> [Task requirements]:
Report back each line of the data that contains the word "Type".
*** Given data ***
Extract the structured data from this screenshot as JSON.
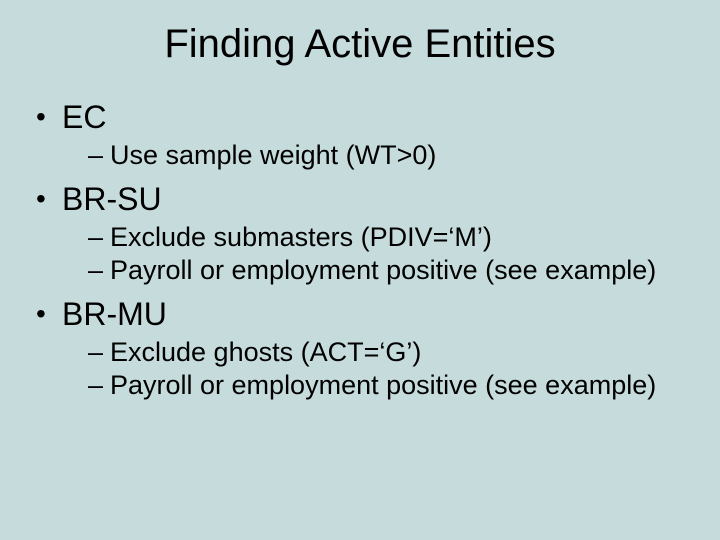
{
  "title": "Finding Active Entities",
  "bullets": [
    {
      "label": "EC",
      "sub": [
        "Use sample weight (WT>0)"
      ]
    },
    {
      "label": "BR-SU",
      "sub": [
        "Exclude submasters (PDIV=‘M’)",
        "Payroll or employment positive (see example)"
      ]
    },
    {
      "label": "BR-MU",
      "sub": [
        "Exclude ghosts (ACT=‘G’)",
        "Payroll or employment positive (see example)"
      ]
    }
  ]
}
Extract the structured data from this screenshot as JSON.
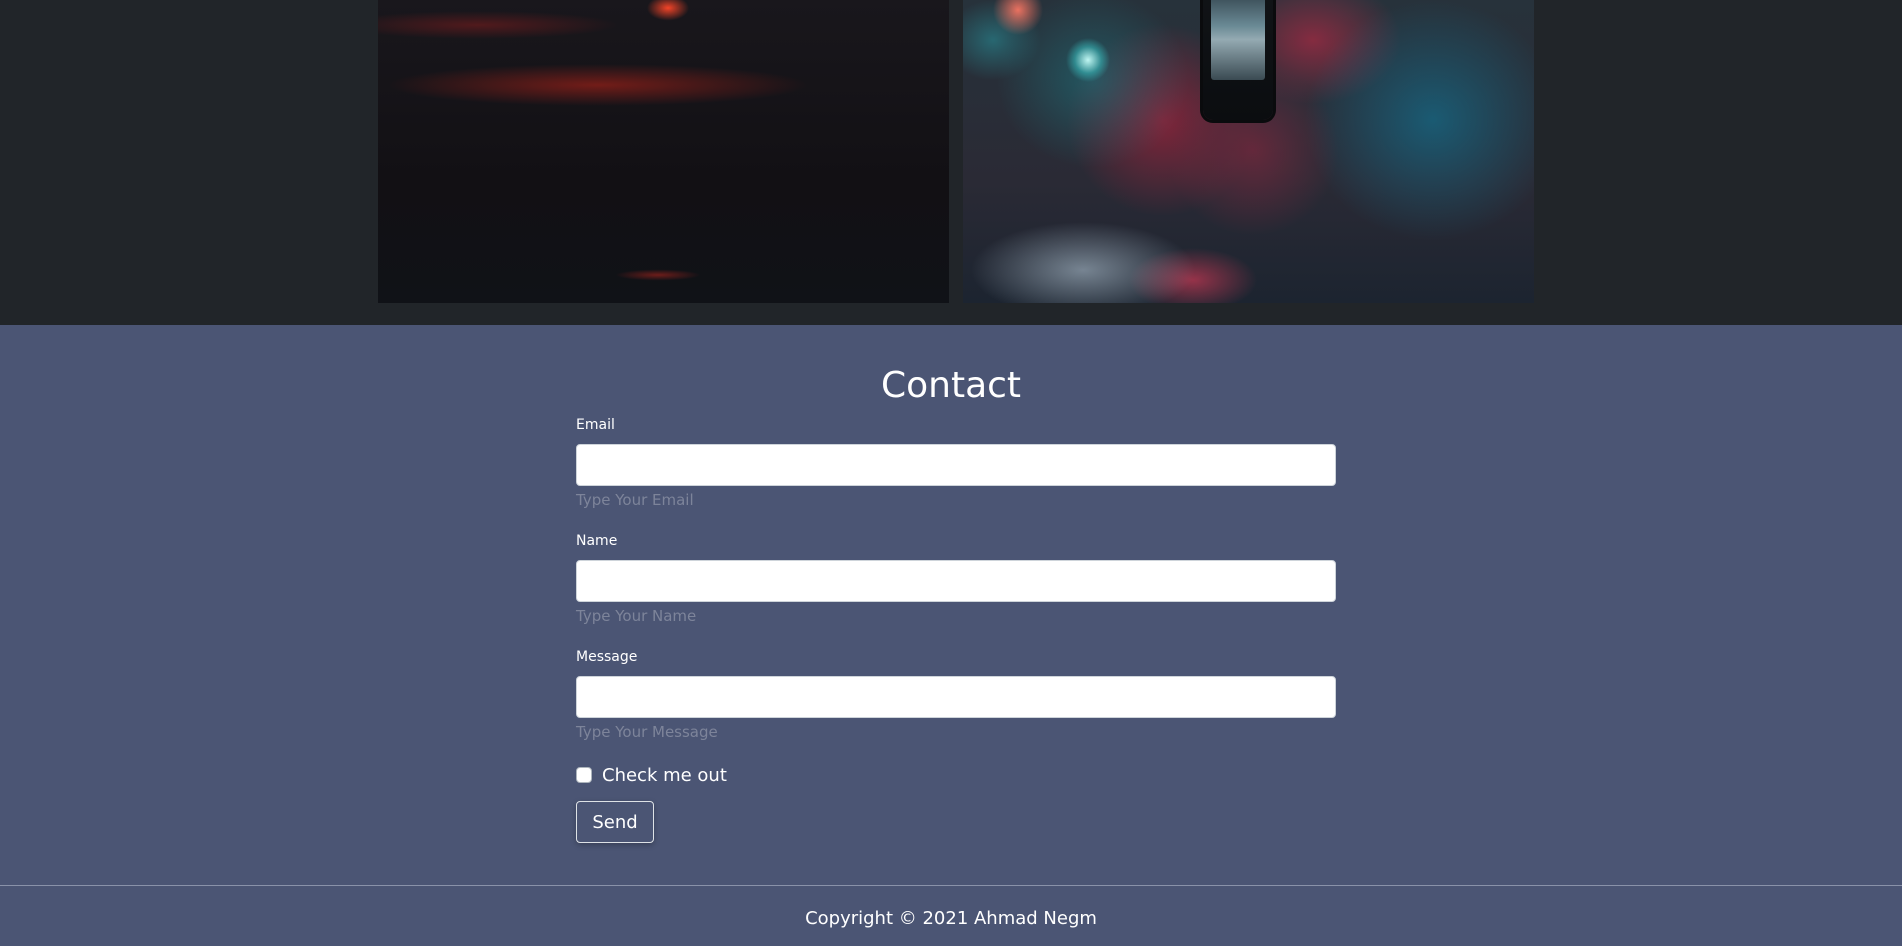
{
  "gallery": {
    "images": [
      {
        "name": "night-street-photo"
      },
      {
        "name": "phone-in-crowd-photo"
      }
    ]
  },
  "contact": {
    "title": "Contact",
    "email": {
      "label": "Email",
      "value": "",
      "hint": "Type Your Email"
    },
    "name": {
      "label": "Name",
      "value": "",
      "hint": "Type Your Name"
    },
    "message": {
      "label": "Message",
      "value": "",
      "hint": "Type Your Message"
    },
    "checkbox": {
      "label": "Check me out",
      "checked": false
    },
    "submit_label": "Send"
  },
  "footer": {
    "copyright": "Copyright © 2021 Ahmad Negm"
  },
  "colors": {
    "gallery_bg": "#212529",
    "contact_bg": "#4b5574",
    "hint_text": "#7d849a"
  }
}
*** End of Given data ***
> [Result below]:
      "hint": "Type Your Email"
      "hint": "Type Your Name"
      "hint": "Type Your Message"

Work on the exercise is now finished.